It's federalism without the geographic constraints, possible only either in tiny or technologically-saturated nations. It would turn voting into a sort of game--play with the same cards, but different rules when you switch election cycles. In one sense, it's the most legitimate form of government possible. (Somewhere, a 21st-century Thomas Hobbes is having a heart attack, while his Rousseauian counterpart furiously scribbles on a napkin.)

There'd have to be a way to cap the number of political parties for practicality's sake, lest the solipsists and anarchists gum up the works. I'd imagine it'd also raise the stakes for voter fraud, with people appearing in multiple virtual jurisdictions. For instance, someone would claim allegiance to the Flat Tax party while signing up for free flu shots from the Universal Health Care party. And then there's the prospect of a society completely fragmented on partisan lines, with its desires, needs, and values more ephemeral than ever.

Still, it's an intriguing combination of democratic legitimacy and market efficiency, and a few years hence, when we're all avatars in a digital lifescape, it just might work.

Apr 4, 2011

today's flim-flam links

1. Was Steinbeck's Travels with Charley a whole lotta hooey? And, if so, why don't more scholars care? [via Jesse Walker]

2. Does every continent have its own James Randi?

3. Gandhi demythologized. [via ALDaily, although Orwell got there decades earlier.]

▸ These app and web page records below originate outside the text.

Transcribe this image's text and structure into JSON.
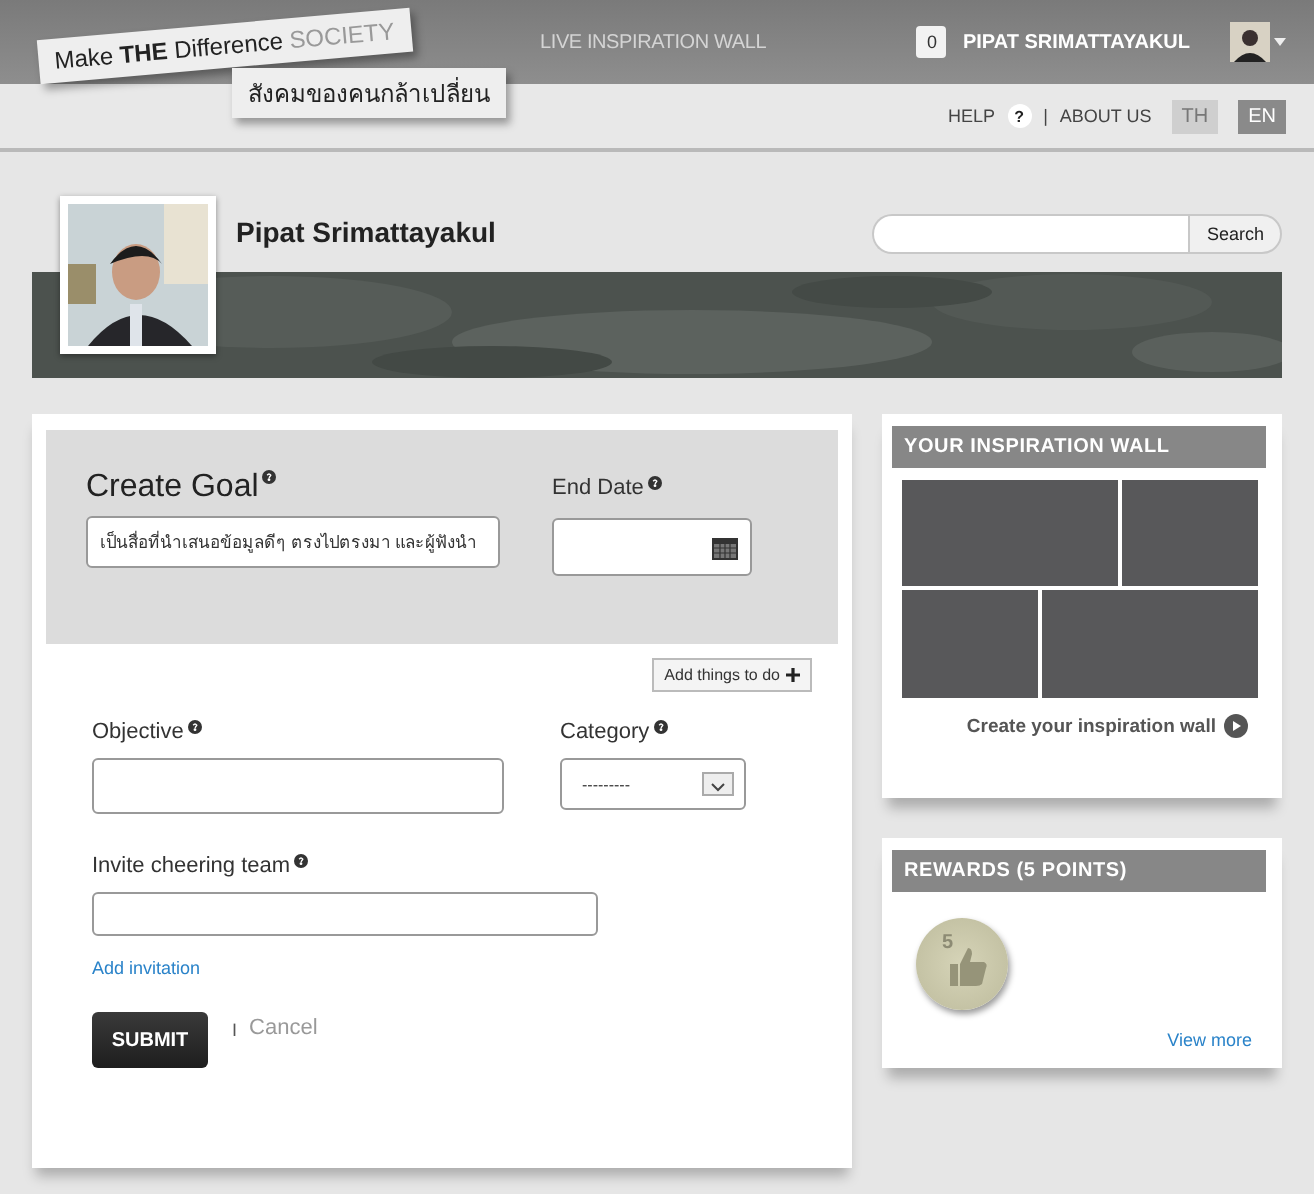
{
  "logo": {
    "line1": "Make **THE** Difference",
    "accent": "SOCIETY",
    "line2": "สังคมของคนกล้าเปลี่ยน"
  },
  "header": {
    "nav_link": "LIVE INSPIRATION WALL",
    "notification_count": "0",
    "user_name": "PIPAT SRIMATTAYAKUL"
  },
  "subbar": {
    "help": "HELP",
    "help_icon": "?",
    "separator": "|",
    "about": "ABOUT US",
    "languages": [
      {
        "label": "TH",
        "selected": false
      },
      {
        "label": "EN",
        "selected": true
      }
    ]
  },
  "profile": {
    "name": "Pipat Srimattayakul",
    "search_button": "Search"
  },
  "form": {
    "title": "Create Goal",
    "goal_value": "เป็นสื่อที่นำเสนอข้อมูลดีๆ ตรงไปตรงมา และผู้ฟังนำ",
    "end_date_label": "End Date",
    "add_things": "Add things to do",
    "objective_label": "Objective",
    "category_label": "Category",
    "category_value": "---------",
    "invite_label": "Invite cheering team",
    "add_invitation": "Add invitation",
    "submit": "SUBMIT",
    "cancel_separator": "I",
    "cancel": "Cancel"
  },
  "inspiration_wall": {
    "title": "YOUR INSPIRATION WALL",
    "link": "Create your inspiration wall"
  },
  "rewards": {
    "title": "REWARDS (5 POINTS)",
    "badge_number": "5",
    "view_more": "View more"
  }
}
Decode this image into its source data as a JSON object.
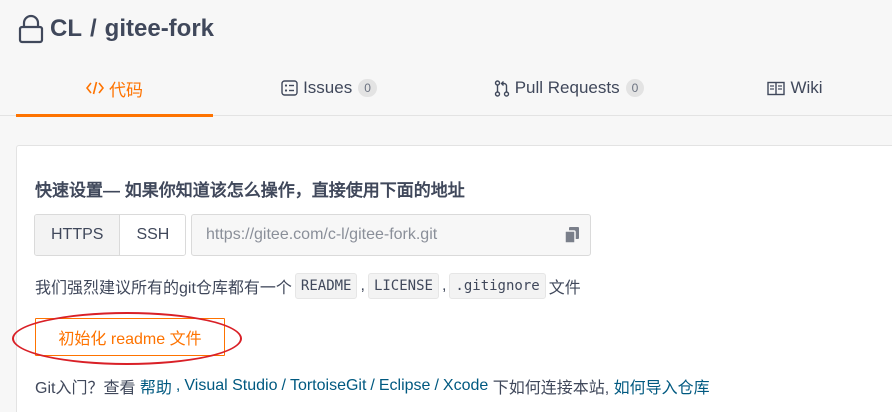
{
  "repo": {
    "owner": "CL",
    "separator": "/",
    "name": "gitee-fork"
  },
  "tabs": [
    {
      "label": "代码",
      "icon": "code-icon",
      "active": true
    },
    {
      "label": "Issues",
      "icon": "issues-icon",
      "count": "0"
    },
    {
      "label": "Pull Requests",
      "icon": "pull-request-icon",
      "count": "0"
    },
    {
      "label": "Wiki",
      "icon": "wiki-book-icon"
    }
  ],
  "setup": {
    "title": "快速设置— 如果你知道该怎么操作，直接使用下面的地址",
    "protocols": [
      "HTTPS",
      "SSH"
    ],
    "clone_url": "https://gitee.com/c-l/gitee-fork.git",
    "recommend_prefix": "我们强烈建议所有的git仓库都有一个",
    "files": [
      "README",
      "LICENSE",
      ".gitignore"
    ],
    "comma": ",",
    "recommend_suffix": "文件",
    "init_button": "初始化 readme 文件"
  },
  "help": {
    "prefix": "Git入门？查看",
    "help_link": "帮助",
    "tools": [
      "Visual Studio",
      "TortoiseGit",
      "Eclipse",
      "Xcode"
    ],
    "comma": ",",
    "slash": "/",
    "middle": "下如何连接本站,",
    "import_link": "如何导入仓库"
  },
  "colors": {
    "accent": "#fe7300",
    "link": "#005980",
    "highlight": "#d92027"
  }
}
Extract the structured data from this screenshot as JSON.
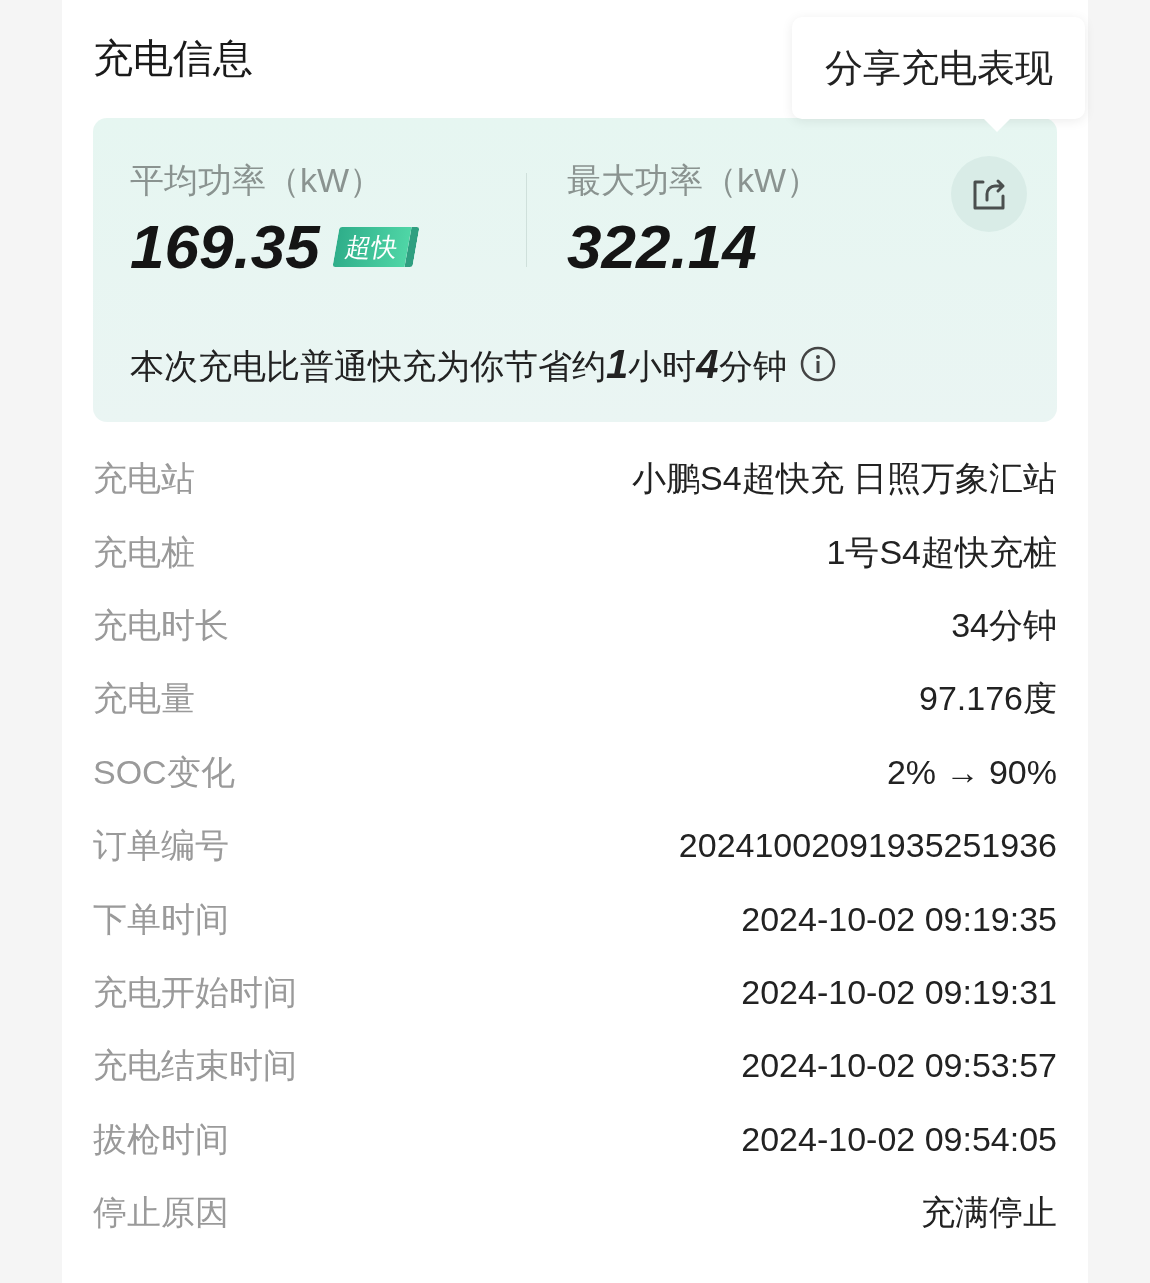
{
  "title": "充电信息",
  "tooltip": "分享充电表现",
  "metrics": [
    {
      "label": "平均功率（kW）",
      "value": "169.35",
      "badge": "超快"
    },
    {
      "label": "最大功率（kW）",
      "value": "322.14"
    }
  ],
  "savings": "本次充电比普通快充为你节省约**1**小时**4**分钟",
  "rows": [
    {
      "label": "充电站",
      "value": "小鹏S4超快充 日照万象汇站"
    },
    {
      "label": "充电桩",
      "value": "1号S4超快充桩"
    },
    {
      "label": "充电时长",
      "value": "34分钟"
    },
    {
      "label": "充电量",
      "value": "97.176度"
    },
    {
      "label": "SOC变化",
      "value": "2% → 90%"
    },
    {
      "label": "订单编号",
      "value": "20241002091935251936"
    },
    {
      "label": "下单时间",
      "value": "2024-10-02 09:19:35"
    },
    {
      "label": "充电开始时间",
      "value": "2024-10-02 09:19:31"
    },
    {
      "label": "充电结束时间",
      "value": "2024-10-02 09:53:57"
    },
    {
      "label": "拔枪时间",
      "value": "2024-10-02 09:54:05"
    },
    {
      "label": "停止原因",
      "value": "充满停止"
    }
  ]
}
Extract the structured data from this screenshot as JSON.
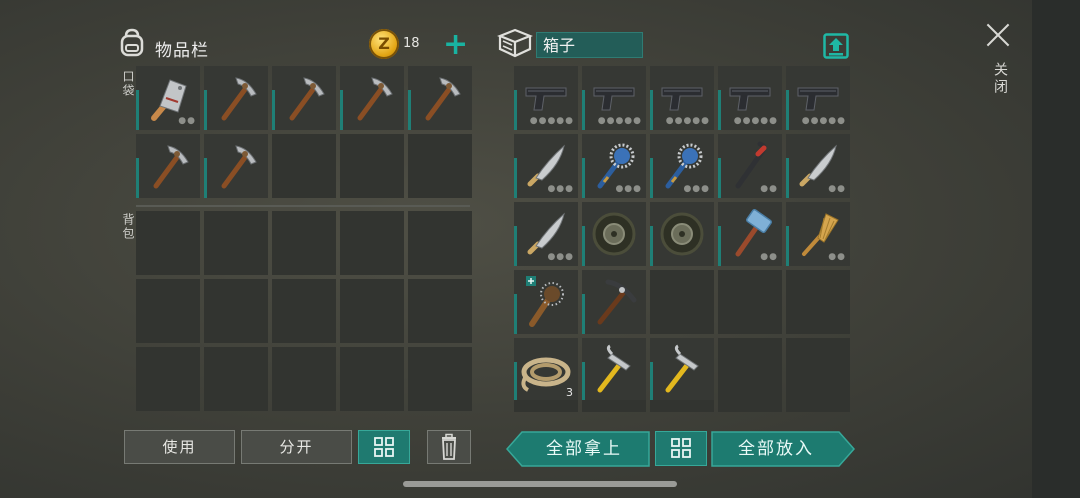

4. In which a con artist gets 20 to life.

5. Jackie Chan is alive and kicking.